Necessities of life: Food, shelter, transportation, recreation, communication, healthcare
Conveniences: Second car, gifts, better or more recreation, better food and meals out, fashion, some travel
Luxuries: Nearly an inexhaustible list but the common one is often more, or more exotic, travel. This one is harder to manage because we tend to think in local currency but travel often involves others. For example, in 2011 the Canadian dollar would buy about $1.06 US Dollars. By the 2019 it averaged about 75 cents US. So travel, often denominated in US dollars, cost whatever the American inflation rate was plus nearly 4%. I have clients who spend 50% of their budget on travel. To use CPI to project their future is misleading.
Disposables: some people own things they use now but will dispose of as they age. Maybe a ski chalet, maybe their principle residence, maybe cars, art, or other. The expense for those will go away at the same time and may free some investable capital at the same time.
You care because ach category of spending has a different inflation rate. Necessities will tend to follow the CPI while the others will have a CPI component but also have a depreciating lifestyle factor late in the projection. The second car may go, travel may become less frequent, some recreation will disappear.
Most people have a reasonably flat cost of living by age 85 despite inflation.
You can test the whole thing by assuming different inflation rates and different yields if you want. Be cautious if you use average rates. While the average rate of return may work out to some number, the order the results appear matters. Test for that effect.
If you must use averages us an investment assumption that is related to inflation. If inflation is 2% then yield might be 4%. Despite some tax effects, you will get a very similar answer if it turns out to be 6% and 4% or even 8% and 6%.
The free thing in doing this is the estate will just appear. In the estate, be looking for opportunities to reduce costs. Income tax, probate, and other related costs are manageable but only within limits. You should aim for “the irreducible minimum.” It is possible to go lower than that but the cost and family dislocation to do so may well outweigh the benefit.
Retain a reserve for health costs. Know what a retirement or care facility would cost. Project it in your cost of living numbers. Don’t forget you conventional cost of living will change then too.
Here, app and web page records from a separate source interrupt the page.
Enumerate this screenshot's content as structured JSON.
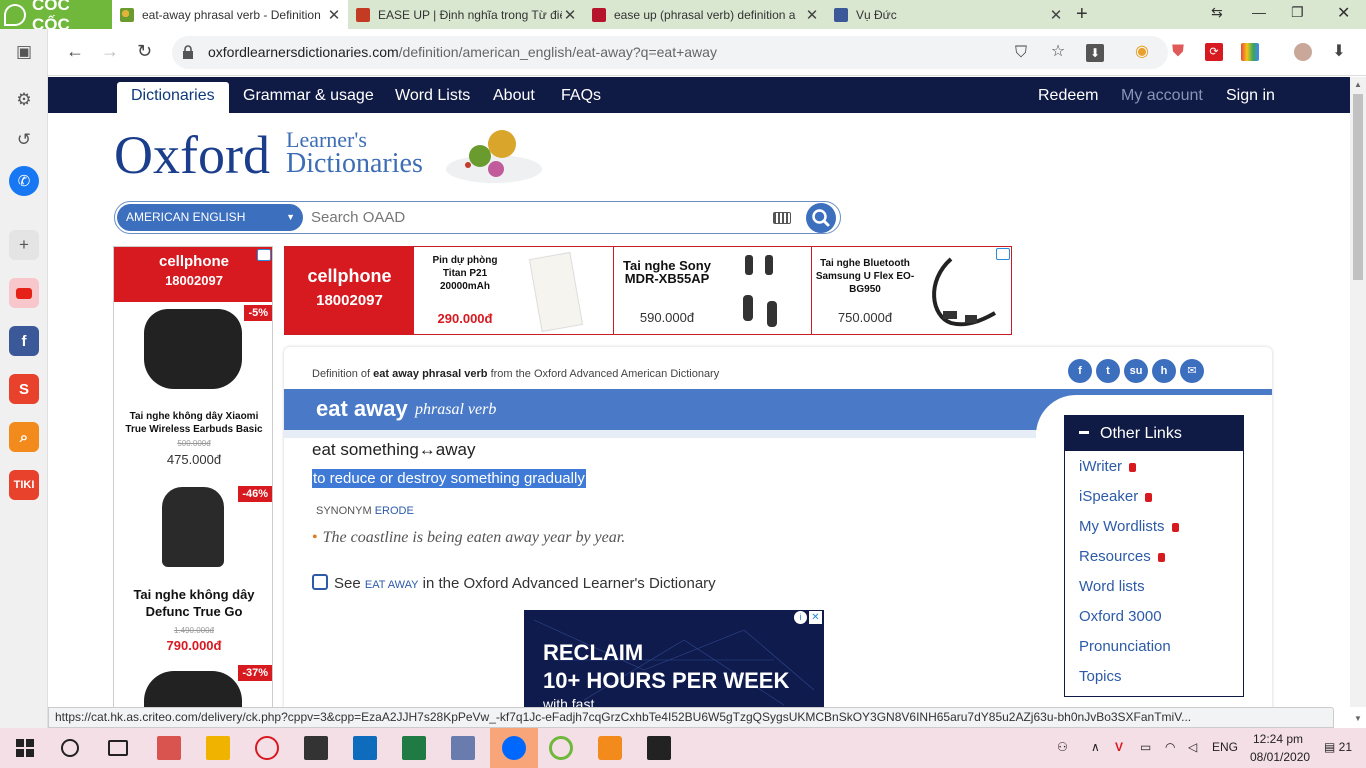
{
  "browser": {
    "brand": "CỐC CỐC",
    "tabs": [
      {
        "title": "eat-away phrasal verb - Definition",
        "active": true
      },
      {
        "title": "EASE UP | Định nghĩa trong Từ điể",
        "active": false
      },
      {
        "title": "ease up (phrasal verb) definition a",
        "active": false
      },
      {
        "title": "Vụ Đức",
        "active": false
      }
    ],
    "url_domain": "oxfordlearnersdictionaries.com",
    "url_path": "/definition/american_english/eat-away?q=eat+away",
    "status_url": "https://cat.hk.as.criteo.com/delivery/ck.php?cppv=3&cpp=EzaA2JJH7s28KpPeVw_-kf7q1Jc-eFadjh7cqGrzCxhbTe4I52BU6W5gTzgQSygsUKMCBnSkOY3GN8V6INH65aru7dY85u2AZj63u-bh0nJvBo3SXFanTmiV..."
  },
  "site": {
    "nav": {
      "dictionaries": "Dictionaries",
      "grammar": "Grammar & usage",
      "word_lists": "Word Lists",
      "about": "About",
      "faqs": "FAQs",
      "redeem": "Redeem",
      "my_account": "My account",
      "sign_in": "Sign in"
    },
    "logo": {
      "oxford": "Oxford",
      "learners": "Learner's",
      "dictionaries": "Dictionaries"
    },
    "search": {
      "lang": "AMERICAN ENGLISH",
      "placeholder": "Search OAAD"
    }
  },
  "ads": {
    "brand": "cellphone",
    "phone": "18002097",
    "left": [
      {
        "name": "Tai nghe không dây Xiaomi True Wireless Earbuds Basic",
        "old_price": "500.000đ",
        "price": "475.000đ",
        "discount": "-5%"
      },
      {
        "name": "Tai nghe không dây Defunc True Go",
        "old_price": "1.490.000đ",
        "price": "790.000đ",
        "discount": "-46%"
      },
      {
        "discount": "-37%"
      }
    ],
    "top": [
      {
        "name": "Pin dự phòng Titan P21 20000mAh",
        "price": "290.000đ"
      },
      {
        "name": "Tai nghe Sony MDR-XB55AP",
        "price": "590.000đ"
      },
      {
        "name": "Tai nghe Bluetooth Samsung U Flex EO-BG950",
        "price": "750.000đ"
      }
    ]
  },
  "entry": {
    "definition_of_prefix": "Definition of",
    "definition_of_word": "eat away phrasal verb",
    "definition_of_suffix": "from the Oxford Advanced American Dictionary",
    "headword": "eat away",
    "pos": "phrasal verb",
    "verb_pattern": "eat something↔away",
    "sense": "to reduce or destroy something gradually",
    "synonym_label": "SYNONYM",
    "synonym_word": "ERODE",
    "example": "The coastline is being eaten away year by year.",
    "see_prefix": "See",
    "see_link": "EAT AWAY",
    "see_suffix": "in the Oxford Advanced Learner's Dictionary"
  },
  "other_links": {
    "title": "Other Links",
    "items": [
      "iWriter",
      "iSpeaker",
      "My Wordlists",
      "Resources",
      "Word lists",
      "Oxford 3000",
      "Pronunciation",
      "Topics"
    ]
  },
  "banner": {
    "line1": "RECLAIM",
    "line2": "10+ HOURS PER WEEK",
    "line3": "with fast"
  },
  "taskbar": {
    "lang": "ENG",
    "time": "12:24 pm",
    "date": "08/01/2020",
    "notif": "21"
  }
}
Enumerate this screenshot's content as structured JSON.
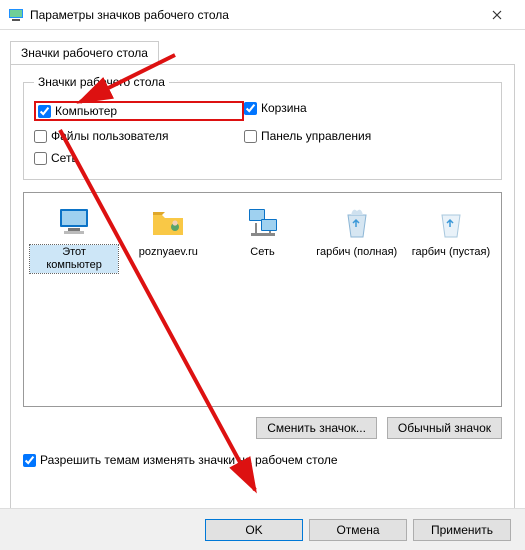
{
  "window": {
    "title": "Параметры значков рабочего стола"
  },
  "tab": {
    "label": "Значки рабочего стола"
  },
  "group": {
    "legend": "Значки рабочего стола"
  },
  "checks": {
    "computer": "Компьютер",
    "recycle": "Корзина",
    "userfiles": "Файлы пользователя",
    "cpanel": "Панель управления",
    "network": "Сеть"
  },
  "preview": {
    "thispc": "Этот компьютер",
    "user": "poznyaev.ru",
    "net": "Сеть",
    "binfull": "гарбич (полная)",
    "binempty": "гарбич (пустая)"
  },
  "buttons": {
    "change": "Сменить значок...",
    "default": "Обычный значок"
  },
  "allow": "Разрешить темам изменять значки на рабочем столе",
  "footer": {
    "ok": "OK",
    "cancel": "Отмена",
    "apply": "Применить"
  }
}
Look for liquidity. Your estate costs will be paid in cash and if there is not enough available it will take longer and expose some assets to market risks and sales costs. Liquidity ahs a cost and that cost is often higher than it need be. Consider second to die life insurance as an effective solution.
Look for the ability to transfer some assets to children while living. Capital at 40 is a lot more valuable than capital at 65. Plus you ge to see the value. If you choose not to do this, consider stewardship issues. If you have money you will never use, it should be managed on parameters that reflect the heirs’ position.
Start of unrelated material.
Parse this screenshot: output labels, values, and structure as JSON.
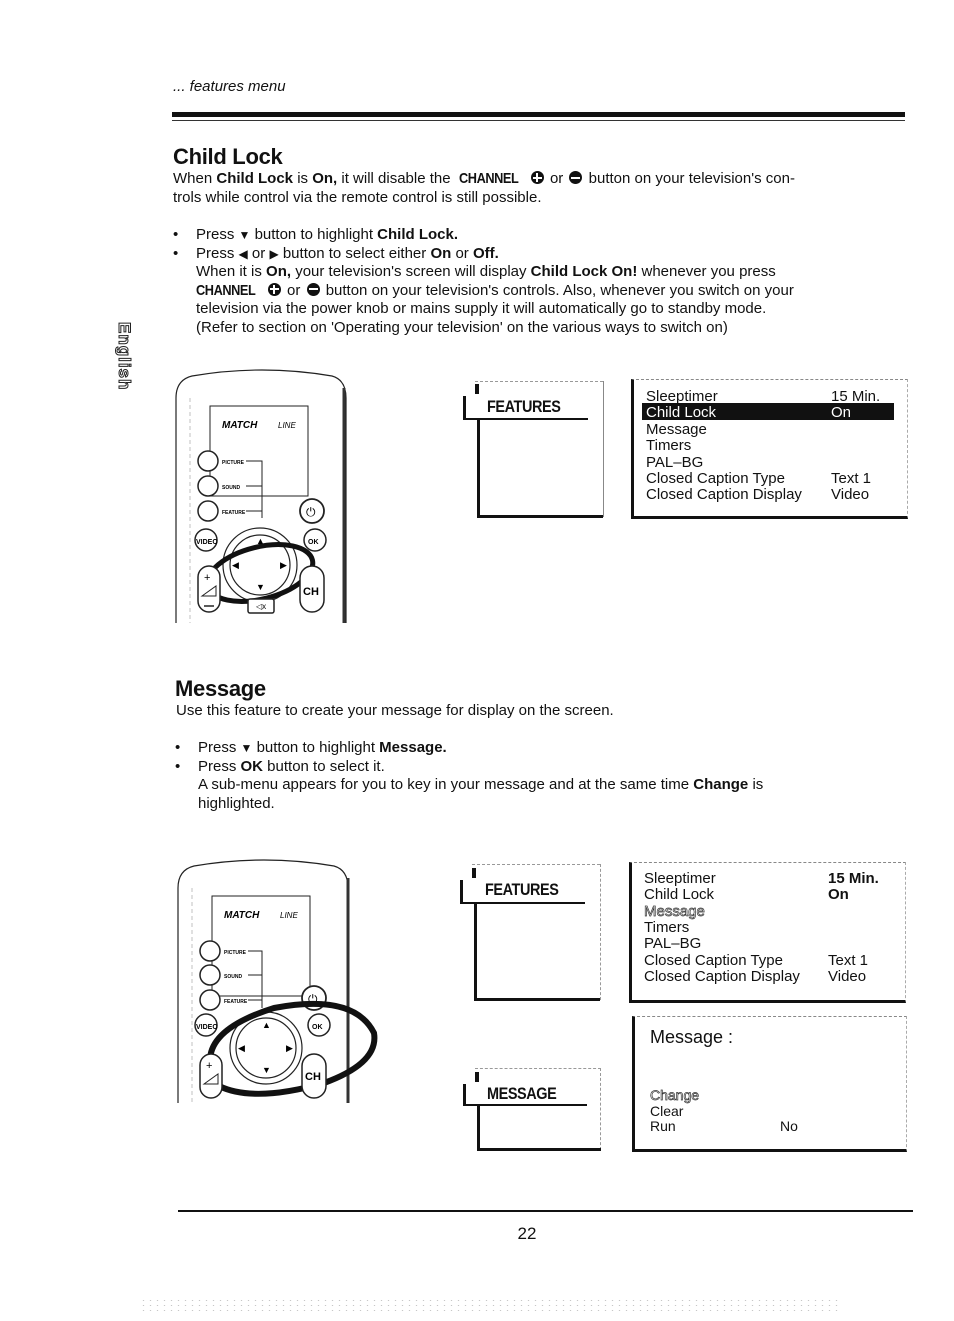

Consider charitable bequests. Most estates have significant tax liabilities. By introducing a charity as an heir, the money available to the charity is magnified. Each dollar the estate gives up can benefit the charity by as much as $2.00.
Predictability has a high emotional value.
When you know the cone within which your living and finances work, you can make better decisions to optimize your retirement and your estate. There are tools and techniques that will help. Having the projection allows you to focus on what you need and can do instead of just worrying about it.
Although maybe worrying works. , I had an uncle who claimed it did. “Nothing I worry about ever happens.”
I help people understand and manage risk and other financial issues. To help them achieve and exceed their goals, I use tax efficiencies and design advantages. The result: more security, more efficient income, larger and more liquid estates.
Please be in touch if I can help you. email@example.com 705-927-4770